Please work out how many lines in the entries below include the string "this", and reply with the number alone.

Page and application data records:
# # # #
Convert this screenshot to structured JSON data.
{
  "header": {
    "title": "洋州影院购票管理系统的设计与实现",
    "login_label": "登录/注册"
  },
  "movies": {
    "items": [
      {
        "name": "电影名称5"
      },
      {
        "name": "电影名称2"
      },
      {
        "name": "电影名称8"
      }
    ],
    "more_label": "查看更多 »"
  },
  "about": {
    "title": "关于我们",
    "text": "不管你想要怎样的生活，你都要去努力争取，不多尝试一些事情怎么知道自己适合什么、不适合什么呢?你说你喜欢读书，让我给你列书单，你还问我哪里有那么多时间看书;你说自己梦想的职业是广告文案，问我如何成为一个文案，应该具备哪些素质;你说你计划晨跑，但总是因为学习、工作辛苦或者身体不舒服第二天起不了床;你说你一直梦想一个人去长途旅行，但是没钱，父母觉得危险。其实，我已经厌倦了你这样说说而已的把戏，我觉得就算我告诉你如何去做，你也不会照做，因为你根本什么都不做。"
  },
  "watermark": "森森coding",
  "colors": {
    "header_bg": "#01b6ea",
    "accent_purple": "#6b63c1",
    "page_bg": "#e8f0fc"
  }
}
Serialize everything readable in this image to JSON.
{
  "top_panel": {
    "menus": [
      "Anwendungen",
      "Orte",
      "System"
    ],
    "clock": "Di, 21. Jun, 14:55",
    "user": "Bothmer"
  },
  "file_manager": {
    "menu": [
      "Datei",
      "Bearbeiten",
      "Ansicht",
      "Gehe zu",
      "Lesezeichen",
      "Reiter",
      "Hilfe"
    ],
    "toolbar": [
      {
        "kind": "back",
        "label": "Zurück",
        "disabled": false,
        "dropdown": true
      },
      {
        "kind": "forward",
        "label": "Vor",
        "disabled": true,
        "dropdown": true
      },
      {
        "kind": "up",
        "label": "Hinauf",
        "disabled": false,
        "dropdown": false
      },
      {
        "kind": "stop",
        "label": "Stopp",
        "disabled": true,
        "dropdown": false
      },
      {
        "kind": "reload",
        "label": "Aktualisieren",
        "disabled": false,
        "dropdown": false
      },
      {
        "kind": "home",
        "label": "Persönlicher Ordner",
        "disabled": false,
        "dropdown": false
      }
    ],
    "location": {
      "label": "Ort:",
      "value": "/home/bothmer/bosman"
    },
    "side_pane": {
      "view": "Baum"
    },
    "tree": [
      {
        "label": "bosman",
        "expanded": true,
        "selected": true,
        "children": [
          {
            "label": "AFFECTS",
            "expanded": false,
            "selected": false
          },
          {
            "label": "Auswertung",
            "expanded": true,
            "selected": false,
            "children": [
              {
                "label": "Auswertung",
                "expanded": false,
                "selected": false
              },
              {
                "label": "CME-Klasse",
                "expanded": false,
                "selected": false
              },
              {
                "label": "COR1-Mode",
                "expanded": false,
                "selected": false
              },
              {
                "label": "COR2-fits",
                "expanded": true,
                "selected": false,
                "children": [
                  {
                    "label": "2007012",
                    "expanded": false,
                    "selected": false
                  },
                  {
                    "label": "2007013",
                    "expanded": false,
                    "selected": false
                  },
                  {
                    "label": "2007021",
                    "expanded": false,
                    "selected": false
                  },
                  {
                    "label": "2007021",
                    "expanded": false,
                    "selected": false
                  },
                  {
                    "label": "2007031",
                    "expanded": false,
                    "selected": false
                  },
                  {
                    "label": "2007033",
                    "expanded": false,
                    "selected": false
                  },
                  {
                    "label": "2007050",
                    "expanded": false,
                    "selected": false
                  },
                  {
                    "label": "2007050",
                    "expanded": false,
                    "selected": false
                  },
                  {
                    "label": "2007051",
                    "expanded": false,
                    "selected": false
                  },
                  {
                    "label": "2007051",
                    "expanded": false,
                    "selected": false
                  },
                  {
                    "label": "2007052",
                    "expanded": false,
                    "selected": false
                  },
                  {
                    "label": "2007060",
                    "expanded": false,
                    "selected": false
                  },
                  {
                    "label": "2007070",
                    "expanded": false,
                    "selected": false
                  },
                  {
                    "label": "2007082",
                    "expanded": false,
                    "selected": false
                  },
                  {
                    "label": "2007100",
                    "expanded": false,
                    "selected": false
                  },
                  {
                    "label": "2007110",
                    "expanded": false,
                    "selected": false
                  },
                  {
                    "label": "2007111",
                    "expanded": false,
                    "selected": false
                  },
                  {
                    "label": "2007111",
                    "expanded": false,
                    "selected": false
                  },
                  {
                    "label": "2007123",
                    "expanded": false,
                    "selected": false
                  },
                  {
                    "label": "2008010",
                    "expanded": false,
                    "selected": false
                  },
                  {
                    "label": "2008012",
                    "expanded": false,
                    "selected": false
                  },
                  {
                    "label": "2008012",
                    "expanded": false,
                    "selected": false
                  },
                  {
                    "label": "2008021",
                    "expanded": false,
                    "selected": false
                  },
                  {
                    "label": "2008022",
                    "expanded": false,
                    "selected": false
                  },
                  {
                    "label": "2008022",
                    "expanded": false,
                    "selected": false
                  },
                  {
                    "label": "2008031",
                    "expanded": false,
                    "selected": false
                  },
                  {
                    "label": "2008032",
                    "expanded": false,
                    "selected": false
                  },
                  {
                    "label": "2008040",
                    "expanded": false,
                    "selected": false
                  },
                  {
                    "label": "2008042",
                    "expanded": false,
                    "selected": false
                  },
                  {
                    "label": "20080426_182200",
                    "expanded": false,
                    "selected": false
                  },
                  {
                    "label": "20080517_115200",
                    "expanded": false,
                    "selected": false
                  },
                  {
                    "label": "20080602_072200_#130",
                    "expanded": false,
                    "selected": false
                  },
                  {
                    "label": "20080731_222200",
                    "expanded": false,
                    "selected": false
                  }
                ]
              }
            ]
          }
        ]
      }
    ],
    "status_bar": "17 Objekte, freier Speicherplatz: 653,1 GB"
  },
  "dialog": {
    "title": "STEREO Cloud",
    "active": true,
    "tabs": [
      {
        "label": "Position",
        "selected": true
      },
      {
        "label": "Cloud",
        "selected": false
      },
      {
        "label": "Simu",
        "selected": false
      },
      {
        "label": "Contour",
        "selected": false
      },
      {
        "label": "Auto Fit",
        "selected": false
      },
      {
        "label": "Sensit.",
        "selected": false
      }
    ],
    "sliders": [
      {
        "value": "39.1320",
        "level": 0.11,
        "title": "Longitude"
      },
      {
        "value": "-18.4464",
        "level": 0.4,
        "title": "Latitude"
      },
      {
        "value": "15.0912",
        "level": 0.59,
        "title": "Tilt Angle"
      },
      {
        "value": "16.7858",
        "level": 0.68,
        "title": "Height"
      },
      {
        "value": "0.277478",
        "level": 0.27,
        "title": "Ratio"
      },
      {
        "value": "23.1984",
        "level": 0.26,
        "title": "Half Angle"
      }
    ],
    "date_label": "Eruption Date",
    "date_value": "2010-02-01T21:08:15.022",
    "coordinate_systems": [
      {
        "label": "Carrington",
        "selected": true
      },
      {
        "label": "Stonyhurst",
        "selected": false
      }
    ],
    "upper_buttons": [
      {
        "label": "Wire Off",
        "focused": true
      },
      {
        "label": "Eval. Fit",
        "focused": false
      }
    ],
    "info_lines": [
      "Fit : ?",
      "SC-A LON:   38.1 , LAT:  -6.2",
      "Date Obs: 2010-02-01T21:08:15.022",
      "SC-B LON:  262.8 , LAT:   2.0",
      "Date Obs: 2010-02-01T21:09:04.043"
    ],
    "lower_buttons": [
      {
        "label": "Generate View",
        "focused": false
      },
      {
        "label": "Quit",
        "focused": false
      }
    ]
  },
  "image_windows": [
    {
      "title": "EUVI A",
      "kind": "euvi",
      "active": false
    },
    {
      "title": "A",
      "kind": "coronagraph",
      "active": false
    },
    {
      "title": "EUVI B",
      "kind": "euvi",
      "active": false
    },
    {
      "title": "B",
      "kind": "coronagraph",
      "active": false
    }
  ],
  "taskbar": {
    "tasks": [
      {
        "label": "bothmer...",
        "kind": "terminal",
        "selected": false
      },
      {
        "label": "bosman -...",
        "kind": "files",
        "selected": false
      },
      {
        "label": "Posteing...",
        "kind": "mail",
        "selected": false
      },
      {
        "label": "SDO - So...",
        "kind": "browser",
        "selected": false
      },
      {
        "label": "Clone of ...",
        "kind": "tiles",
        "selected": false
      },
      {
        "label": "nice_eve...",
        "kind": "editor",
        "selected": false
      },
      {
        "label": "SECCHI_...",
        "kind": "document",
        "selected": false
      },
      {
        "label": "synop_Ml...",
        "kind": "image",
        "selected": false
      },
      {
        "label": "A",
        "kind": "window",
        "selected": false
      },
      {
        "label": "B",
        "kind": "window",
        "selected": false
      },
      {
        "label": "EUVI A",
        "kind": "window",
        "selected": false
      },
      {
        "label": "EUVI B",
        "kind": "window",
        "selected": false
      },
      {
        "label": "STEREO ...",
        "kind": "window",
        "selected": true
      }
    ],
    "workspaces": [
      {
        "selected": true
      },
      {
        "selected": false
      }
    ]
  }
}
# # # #
[The completed task] 2